- **Instructions to follow**
Every line in the records below with the string "JSON" is to be copied out.

- **Website and app data records**
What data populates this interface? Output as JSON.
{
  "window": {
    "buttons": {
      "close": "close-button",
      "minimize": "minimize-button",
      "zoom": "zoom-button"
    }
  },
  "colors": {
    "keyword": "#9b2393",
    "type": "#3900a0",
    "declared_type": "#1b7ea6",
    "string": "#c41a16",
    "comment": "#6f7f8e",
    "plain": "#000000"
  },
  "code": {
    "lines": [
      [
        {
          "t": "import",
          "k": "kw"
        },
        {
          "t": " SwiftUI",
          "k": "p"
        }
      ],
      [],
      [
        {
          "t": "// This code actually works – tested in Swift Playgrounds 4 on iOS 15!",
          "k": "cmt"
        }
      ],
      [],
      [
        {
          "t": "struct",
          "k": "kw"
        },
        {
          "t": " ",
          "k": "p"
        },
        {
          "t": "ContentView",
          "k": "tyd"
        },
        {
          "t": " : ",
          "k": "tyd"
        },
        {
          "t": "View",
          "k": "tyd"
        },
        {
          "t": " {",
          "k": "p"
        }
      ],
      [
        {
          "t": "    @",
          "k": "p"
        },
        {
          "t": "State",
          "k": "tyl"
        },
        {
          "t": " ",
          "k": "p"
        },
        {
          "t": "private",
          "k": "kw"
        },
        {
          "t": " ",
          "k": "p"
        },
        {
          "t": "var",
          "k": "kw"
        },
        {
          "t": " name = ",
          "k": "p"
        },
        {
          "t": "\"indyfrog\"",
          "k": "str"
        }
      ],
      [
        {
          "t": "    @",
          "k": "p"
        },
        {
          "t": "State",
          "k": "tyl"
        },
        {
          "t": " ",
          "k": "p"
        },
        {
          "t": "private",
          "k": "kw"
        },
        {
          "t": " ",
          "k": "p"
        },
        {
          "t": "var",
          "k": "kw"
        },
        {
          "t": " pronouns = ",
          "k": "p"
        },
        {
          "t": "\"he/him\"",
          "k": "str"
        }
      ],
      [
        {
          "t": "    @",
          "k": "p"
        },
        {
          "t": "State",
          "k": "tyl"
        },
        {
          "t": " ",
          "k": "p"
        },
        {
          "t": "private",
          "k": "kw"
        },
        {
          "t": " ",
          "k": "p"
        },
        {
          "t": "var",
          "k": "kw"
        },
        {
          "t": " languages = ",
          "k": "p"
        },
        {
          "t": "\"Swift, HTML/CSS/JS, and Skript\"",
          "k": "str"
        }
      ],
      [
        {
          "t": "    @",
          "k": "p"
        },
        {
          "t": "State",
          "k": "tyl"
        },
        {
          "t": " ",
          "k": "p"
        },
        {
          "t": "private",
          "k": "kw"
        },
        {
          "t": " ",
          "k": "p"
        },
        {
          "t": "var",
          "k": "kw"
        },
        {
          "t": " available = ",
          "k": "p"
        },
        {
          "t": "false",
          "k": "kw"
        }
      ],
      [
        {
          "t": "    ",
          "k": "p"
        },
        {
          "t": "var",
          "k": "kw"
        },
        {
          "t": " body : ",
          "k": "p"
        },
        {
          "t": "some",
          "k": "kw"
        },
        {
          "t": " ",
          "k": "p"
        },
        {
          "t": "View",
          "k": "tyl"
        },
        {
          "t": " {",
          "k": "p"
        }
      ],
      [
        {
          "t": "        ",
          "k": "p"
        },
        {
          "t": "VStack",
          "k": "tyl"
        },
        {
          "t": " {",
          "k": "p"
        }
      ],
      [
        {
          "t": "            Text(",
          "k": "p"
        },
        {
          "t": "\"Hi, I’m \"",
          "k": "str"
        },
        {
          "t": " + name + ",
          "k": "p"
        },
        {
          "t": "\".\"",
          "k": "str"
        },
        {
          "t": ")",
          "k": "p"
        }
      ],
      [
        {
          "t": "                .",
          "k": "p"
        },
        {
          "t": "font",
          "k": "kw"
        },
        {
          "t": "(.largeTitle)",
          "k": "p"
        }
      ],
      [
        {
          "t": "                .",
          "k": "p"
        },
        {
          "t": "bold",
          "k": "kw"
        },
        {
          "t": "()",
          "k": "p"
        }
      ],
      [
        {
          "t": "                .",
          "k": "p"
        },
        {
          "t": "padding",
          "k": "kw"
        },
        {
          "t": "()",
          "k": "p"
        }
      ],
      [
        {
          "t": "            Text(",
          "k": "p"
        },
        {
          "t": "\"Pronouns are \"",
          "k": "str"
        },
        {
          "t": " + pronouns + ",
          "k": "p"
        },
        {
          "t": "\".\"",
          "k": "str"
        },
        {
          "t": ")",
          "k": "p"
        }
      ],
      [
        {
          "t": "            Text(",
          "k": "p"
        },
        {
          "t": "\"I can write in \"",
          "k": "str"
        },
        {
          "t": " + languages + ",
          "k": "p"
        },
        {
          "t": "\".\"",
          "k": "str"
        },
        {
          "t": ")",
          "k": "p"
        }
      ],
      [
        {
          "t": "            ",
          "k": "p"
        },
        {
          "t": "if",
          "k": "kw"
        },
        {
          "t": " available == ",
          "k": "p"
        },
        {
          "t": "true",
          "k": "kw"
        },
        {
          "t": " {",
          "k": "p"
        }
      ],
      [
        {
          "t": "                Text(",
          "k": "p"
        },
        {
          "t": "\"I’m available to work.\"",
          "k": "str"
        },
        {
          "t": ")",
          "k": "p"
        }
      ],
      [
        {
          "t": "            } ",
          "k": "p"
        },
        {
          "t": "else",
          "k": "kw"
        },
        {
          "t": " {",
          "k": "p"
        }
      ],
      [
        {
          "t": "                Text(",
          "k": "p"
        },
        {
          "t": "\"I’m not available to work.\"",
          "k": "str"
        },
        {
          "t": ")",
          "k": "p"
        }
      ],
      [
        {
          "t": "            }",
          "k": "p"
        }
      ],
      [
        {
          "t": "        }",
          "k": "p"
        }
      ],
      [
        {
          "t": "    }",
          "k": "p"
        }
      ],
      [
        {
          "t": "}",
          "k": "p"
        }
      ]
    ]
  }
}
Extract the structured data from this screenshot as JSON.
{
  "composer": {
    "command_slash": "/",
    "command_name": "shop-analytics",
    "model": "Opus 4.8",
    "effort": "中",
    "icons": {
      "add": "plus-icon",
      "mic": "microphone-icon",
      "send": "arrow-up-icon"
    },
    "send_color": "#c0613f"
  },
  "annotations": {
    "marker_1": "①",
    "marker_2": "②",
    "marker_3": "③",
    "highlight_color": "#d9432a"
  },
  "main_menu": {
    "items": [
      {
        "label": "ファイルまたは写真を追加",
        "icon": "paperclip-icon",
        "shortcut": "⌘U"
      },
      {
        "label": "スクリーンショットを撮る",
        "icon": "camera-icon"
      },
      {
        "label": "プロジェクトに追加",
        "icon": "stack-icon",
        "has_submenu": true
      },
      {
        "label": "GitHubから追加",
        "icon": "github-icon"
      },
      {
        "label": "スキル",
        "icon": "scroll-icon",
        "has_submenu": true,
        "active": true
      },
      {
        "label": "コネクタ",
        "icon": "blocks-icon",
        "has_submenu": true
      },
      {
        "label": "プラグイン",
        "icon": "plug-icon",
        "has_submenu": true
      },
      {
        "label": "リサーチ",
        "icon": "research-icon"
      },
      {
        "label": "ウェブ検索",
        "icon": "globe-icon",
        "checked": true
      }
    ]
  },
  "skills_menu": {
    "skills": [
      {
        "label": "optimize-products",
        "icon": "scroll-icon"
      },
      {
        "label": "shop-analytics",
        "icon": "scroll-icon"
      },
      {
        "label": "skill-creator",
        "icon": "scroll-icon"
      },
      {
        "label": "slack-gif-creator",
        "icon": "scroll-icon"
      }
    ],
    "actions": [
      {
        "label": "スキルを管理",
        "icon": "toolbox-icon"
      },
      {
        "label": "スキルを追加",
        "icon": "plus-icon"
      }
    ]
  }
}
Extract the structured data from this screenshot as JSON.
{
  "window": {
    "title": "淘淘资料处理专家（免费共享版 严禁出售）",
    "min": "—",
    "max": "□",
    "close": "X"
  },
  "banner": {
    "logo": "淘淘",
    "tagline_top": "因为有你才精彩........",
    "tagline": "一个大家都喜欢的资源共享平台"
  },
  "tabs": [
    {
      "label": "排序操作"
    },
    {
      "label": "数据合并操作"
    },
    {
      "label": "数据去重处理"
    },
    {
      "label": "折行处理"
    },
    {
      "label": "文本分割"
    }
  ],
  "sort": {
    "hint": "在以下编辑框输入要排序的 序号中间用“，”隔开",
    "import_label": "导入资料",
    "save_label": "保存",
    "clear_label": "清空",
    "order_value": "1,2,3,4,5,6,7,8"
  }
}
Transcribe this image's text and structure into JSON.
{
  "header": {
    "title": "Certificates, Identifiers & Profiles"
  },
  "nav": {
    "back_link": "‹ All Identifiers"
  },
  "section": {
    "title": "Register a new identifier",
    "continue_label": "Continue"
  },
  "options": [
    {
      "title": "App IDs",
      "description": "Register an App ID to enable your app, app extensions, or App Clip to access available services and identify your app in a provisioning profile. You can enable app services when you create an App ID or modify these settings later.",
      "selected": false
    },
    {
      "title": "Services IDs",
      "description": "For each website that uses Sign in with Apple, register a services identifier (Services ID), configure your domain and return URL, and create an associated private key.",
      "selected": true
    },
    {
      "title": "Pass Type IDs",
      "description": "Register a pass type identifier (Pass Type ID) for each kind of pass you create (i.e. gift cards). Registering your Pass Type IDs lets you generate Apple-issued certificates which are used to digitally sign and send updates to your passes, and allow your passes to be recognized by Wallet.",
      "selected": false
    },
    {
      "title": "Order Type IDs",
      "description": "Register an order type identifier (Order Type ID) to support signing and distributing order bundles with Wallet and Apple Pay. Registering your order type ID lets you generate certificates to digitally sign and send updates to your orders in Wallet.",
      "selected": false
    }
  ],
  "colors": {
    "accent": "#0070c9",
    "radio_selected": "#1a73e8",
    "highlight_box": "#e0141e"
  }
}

- **Written answer**
What data populates this interface? Output as JSON.
Extract the structured data from this screenshot as JSON.
Extract the structured data from this screenshot as JSON.
Transcribe this image's text and structure into JSON.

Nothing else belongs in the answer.